Rep. Norma Torres came to campus to hear the concerns of the university’s undocumented students, but she also delivered a message to those facing a renewed possibility of deportation under the Trump administration.
She plans to continue to fight for them.
“We need you here in California,” she said. “If we are going to continue to be a global leader, we need your talents.”
The university-hosted a forum Feb. 22 on the Deferred Action for Childhood Arrivals program, more commonly known as DACA, as the March 5 deadline loomed for Congress to pass legislation to protect those affected from deportation. Mike Manolo-Pedro, coordinator of Undocumented Student Services moderated the discussion. Students from Chaffey College and the University of LaVerne also participated.
DACA was established in 2012 to shield participants who entered the United States as minors from deportation. DACA status is renewable and lasts two years at a time. The Trump administration announced last September that it planned to end the program.
Torres (D-Ontario) shared her own story of immigrating to America when she was 5 years old, to live with a paternal uncle she didn’t know after her mother became ill and died.
“In the early 70s, it was a very different time,” she said. “Immigrants were more welcomed, and there was a process I could go through that didn’t take 40 years to gain legal status.”
Torres said she and other legislators are fighting for a bill that includes a pathway to citizenship and encouraged students to reapply for DACA, even though the future of the program seems uncertain.
“We have to face off on this issue,” she said. “We have the American public that is standing with us.”
The forum also provided an opportunity for students to share their personal stories.
One student, a history major, said he was concerned about military veterans who have fought for the United States, but are being deported to Tijuana, Mexico because they are undocumented.
Another student studying applied mathematics shared how she felt like an outsider after finding out in high school that she is undocumented.

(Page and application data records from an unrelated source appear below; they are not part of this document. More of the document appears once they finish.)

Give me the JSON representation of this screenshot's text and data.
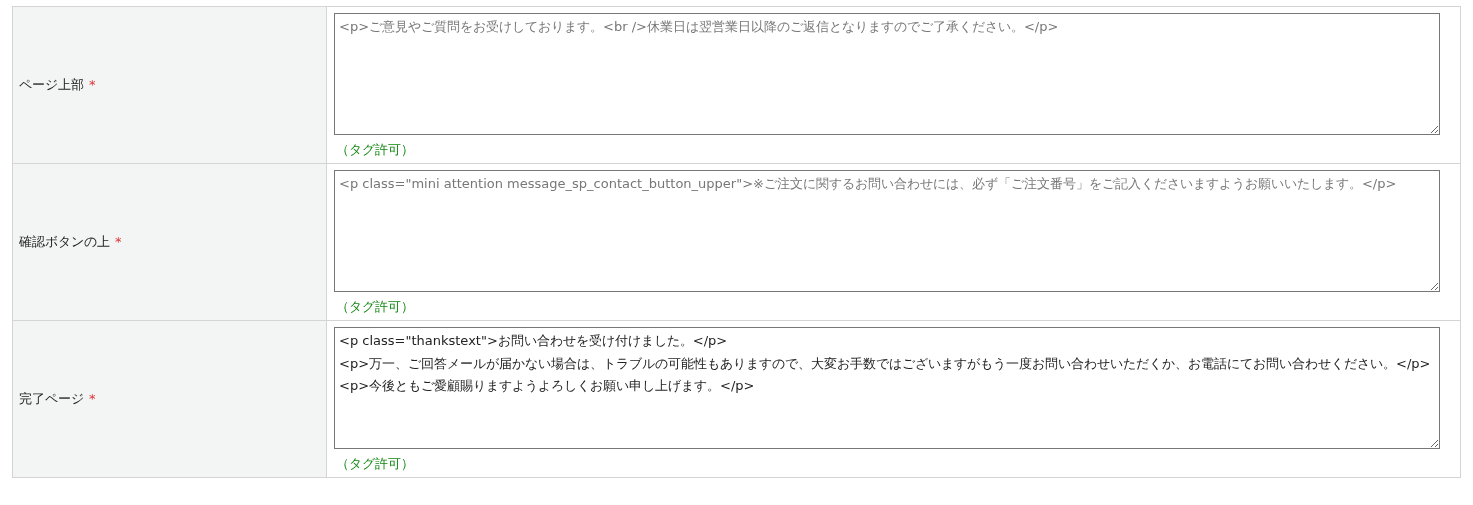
{
  "rows": [
    {
      "label": "ページ上部",
      "required_mark": "*",
      "placeholder": "<p>ご意見やご質問をお受けしております。<br />休業日は翌営業日以降のご返信となりますのでご了承ください。</p>",
      "note": "（タグ許可）"
    },
    {
      "label": "確認ボタンの上",
      "required_mark": "*",
      "placeholder": "<p class=\"mini attention message_sp_contact_button_upper\">※ご注文に関するお問い合わせには、必ず「ご注文番号」をご記入くださいますようお願いいたします。</p>",
      "note": "（タグ許可）"
    },
    {
      "label": "完了ページ",
      "required_mark": "*",
      "value": "<p class=\"thankstext\">お問い合わせを受け付けました。</p>\n<p>万一、ご回答メールが届かない場合は、トラブルの可能性もありますので、大変お手数ではございますがもう一度お問い合わせいただくか、お電話にてお問い合わせください。</p>\n<p>今後ともご愛顧賜りますようよろしくお願い申し上げます。</p>",
      "note": "（タグ許可）"
    }
  ]
}
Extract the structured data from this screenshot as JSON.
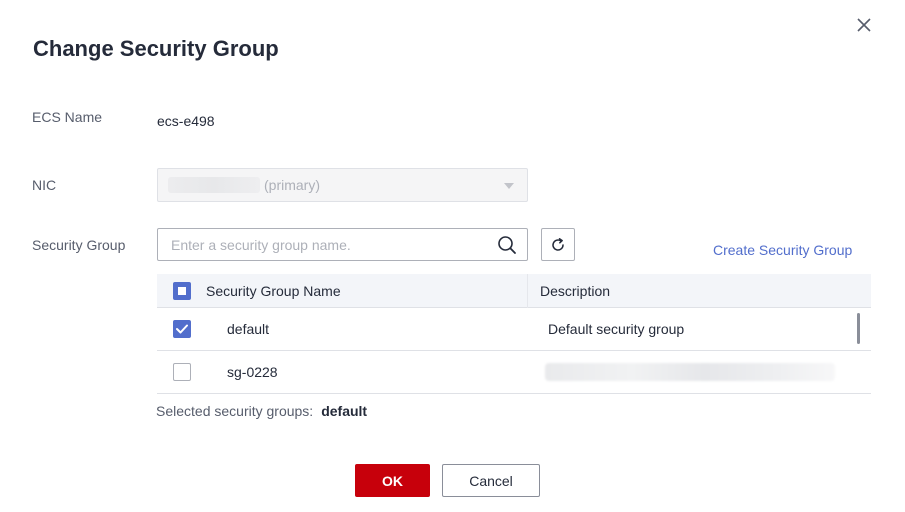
{
  "dialog": {
    "title": "Change Security Group",
    "close_icon": "close-icon"
  },
  "form": {
    "ecs_name_label": "ECS Name",
    "ecs_name_value": "ecs-e498",
    "nic_label": "NIC",
    "nic_selected_suffix": "(primary)",
    "security_group_label": "Security Group"
  },
  "search": {
    "placeholder": "Enter a security group name.",
    "value": "",
    "icon": "search-icon",
    "refresh_icon": "refresh-icon"
  },
  "create_link": "Create Security Group",
  "table": {
    "columns": [
      "Security Group Name",
      "Description"
    ],
    "header_checkbox": "indeterminate",
    "rows": [
      {
        "name": "default",
        "description": "Default security group",
        "checked": true
      },
      {
        "name": "sg-0228",
        "description": "",
        "checked": false
      }
    ]
  },
  "selected": {
    "label": "Selected security groups:",
    "value": "default"
  },
  "footer": {
    "ok_label": "OK",
    "cancel_label": "Cancel"
  },
  "colors": {
    "primary_red": "#c7000b",
    "link_blue": "#526ecc",
    "checkbox_blue": "#526ecc"
  }
}
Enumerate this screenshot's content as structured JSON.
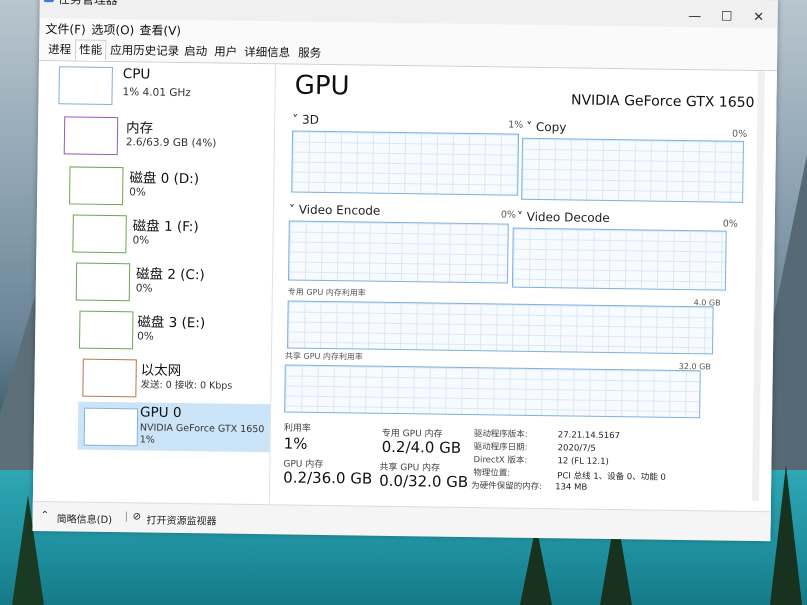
{
  "window": {
    "title": "任务管理器"
  },
  "menu": [
    "文件(F)",
    "选项(O)",
    "查看(V)"
  ],
  "tabs": [
    "进程",
    "性能",
    "应用历史记录",
    "启动",
    "用户",
    "详细信息",
    "服务"
  ],
  "active_tab": 1,
  "sidebar": [
    {
      "name": "CPU",
      "sub": "1% 4.01 GHz"
    },
    {
      "name": "内存",
      "sub": "2.6/63.9 GB (4%)"
    },
    {
      "name": "磁盘 0 (D:)",
      "sub": "0%"
    },
    {
      "name": "磁盘 1 (F:)",
      "sub": "0%"
    },
    {
      "name": "磁盘 2 (C:)",
      "sub": "0%"
    },
    {
      "name": "磁盘 3 (E:)",
      "sub": "0%"
    },
    {
      "name": "以太网",
      "sub": "发送: 0 接收: 0 Kbps"
    },
    {
      "name": "GPU 0",
      "sub": "NVIDIA GeForce GTX 1650",
      "sub2": "1%"
    }
  ],
  "gpu": {
    "heading": "GPU",
    "model": "NVIDIA GeForce GTX 1650",
    "engines": [
      {
        "name": "3D",
        "pct": "1%"
      },
      {
        "name": "Copy",
        "pct": "0%"
      },
      {
        "name": "Video Encode",
        "pct": "0%"
      },
      {
        "name": "Video Decode",
        "pct": "0%"
      }
    ],
    "dedicated_label": "专用 GPU 内存利用率",
    "dedicated_max": "4.0 GB",
    "shared_label": "共享 GPU 内存利用率",
    "shared_max": "32.0 GB",
    "stats": {
      "util_label": "利用率",
      "util_value": "1%",
      "ded_label": "专用 GPU 内存",
      "ded_value": "0.2/4.0 GB",
      "gpu_mem_label": "GPU 内存",
      "gpu_mem_value": "0.2/36.0 GB",
      "shared_label": "共享 GPU 内存",
      "shared_value": "0.0/32.0 GB"
    },
    "details": [
      {
        "k": "驱动程序版本:",
        "v": "27.21.14.5167"
      },
      {
        "k": "驱动程序日期:",
        "v": "2020/7/5"
      },
      {
        "k": "DirectX 版本:",
        "v": "12 (FL 12.1)"
      },
      {
        "k": "物理位置:",
        "v": "PCI 总线 1、设备 0、功能 0"
      },
      {
        "k": "为硬件保留的内存:",
        "v": "134 MB"
      }
    ]
  },
  "footer": {
    "less": "简略信息(D)",
    "monitor": "打开资源监视器"
  },
  "colors": {
    "accent": "#7fb0e0",
    "selected": "#cce4f7",
    "memory": "#9b59b6",
    "disk": "#6aa84f",
    "ethernet": "#b7784b"
  }
}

She talked about how she was accepted into a research program on campus but had to resign due to the stress of balancing school and family obligations after her father was injured in an accident. The Bronco Resource Dreamers Center on campus has given her some hope that she can continue pursuing her goals, but the struggle is difficult, she said.
Torres urged her to keep moving forward.
“Don’t look at your experience as failure,” she said. “You hit a speed hump. It might take you longer, but don’t look at this as having failed.”
Torres also was asked about several proposed immigration bills including Rep. Pete Aguilar’s USA Act of 2018.
She said the bill could likely pass in the House, but that she and others will continue to press for the best legislation possible. She encouraged the students to reach out to members of Congress and to continue to mobilize their communities.
University President Soraya M. Coley said that students have reached out to her, other administrators, faculty and staff and to express their concerns about the uncertainty of their futures.
She urged students to continue to use their voices.
“We as a university and the CSU system stand in solidarity with you and support your dreams for a brighter future,” Coley said. “You are valuable and valued members of our university community, and you have many allies here.”